Here's another example from Passing. Larsen writes "ain't nothin' gonna make me quit lovin' dis chile." "Dis chile" doesn't require apostrophes because she's not actually taking letters out. Instead, she's phonetically writing words as she hears them in the accented speech of her characters. However, "nothin'" and "lovin'" are perfect examples of using apostrophes to indicate dialect. Because this character doesn't really care to enunciate at the end of her Gs.

One final aspect of using apostrophes that we need to cover is reviewing the way that apostrophes are applied to dates. In this sentence-- it's true-- "my sister and I were born in the 1980's but my brother wasn't born until 1990, I need to remove an apostrophe. Here we have "my sister and I were born in the 1980s but my brother wasn't born until 1990." You don't need an apostrophe-s after a date like that.

Using an apostrophe-s after dates or after titles like PhD is an outdated requirement, and it's no longer considered standard format. However, if you're writing a date like this, you do you need an apostrophe. Here you have "my sister and I were born in the '80s." This indicates that I've truncated the word, the same way that Larson used apostrophes to affect her dialect.

We assume that 19 comes before the '80s, because if my sister and I had been born in the 1780s, I certainly wouldn't be recording this tutorial for you today. That's why we colloquially refer to things as the '80s, and that is how we signal to our readers in writing that we are aware that we've truncated some portion of the term.

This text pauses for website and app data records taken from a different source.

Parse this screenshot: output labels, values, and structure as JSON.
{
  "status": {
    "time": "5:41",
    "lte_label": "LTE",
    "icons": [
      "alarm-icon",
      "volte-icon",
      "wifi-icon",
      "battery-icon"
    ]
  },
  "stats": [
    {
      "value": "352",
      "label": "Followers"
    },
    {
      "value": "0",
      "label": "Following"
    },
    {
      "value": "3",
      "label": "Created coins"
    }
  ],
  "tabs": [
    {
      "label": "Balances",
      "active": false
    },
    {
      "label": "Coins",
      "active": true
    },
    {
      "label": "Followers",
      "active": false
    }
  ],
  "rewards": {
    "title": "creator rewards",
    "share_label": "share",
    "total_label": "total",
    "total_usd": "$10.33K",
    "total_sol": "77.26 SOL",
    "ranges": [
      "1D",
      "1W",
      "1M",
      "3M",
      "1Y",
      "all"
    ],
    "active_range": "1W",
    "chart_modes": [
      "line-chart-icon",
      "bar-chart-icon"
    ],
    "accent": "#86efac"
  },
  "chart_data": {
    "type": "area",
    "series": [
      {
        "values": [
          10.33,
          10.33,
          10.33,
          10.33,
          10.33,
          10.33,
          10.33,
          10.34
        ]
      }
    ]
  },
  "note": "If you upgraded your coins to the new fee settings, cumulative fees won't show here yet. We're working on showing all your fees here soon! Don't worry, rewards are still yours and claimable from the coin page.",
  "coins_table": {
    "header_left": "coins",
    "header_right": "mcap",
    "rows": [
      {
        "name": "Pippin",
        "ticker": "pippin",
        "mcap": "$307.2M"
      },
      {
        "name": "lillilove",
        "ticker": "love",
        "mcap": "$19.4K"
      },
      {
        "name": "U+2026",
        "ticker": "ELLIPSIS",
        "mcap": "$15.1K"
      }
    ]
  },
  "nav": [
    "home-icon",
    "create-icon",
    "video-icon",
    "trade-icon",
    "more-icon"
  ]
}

In today's lesson, we discussed apostrophes and the possessive form. First, we talked about how there were two different types of apostrophes, one to indicate possession and one used that indicates omission. Then we took a close look at nuances of applying possessive apostrophes, such as how to apply them to plural terms. And then we looked at a variety of uses for indicating omission with apostrophes, such as contractions, dialect, and dates.

You can find all this information in a grammar guide, but hopefully this explanation and these examples were helpful. Thank you very much for joining me today.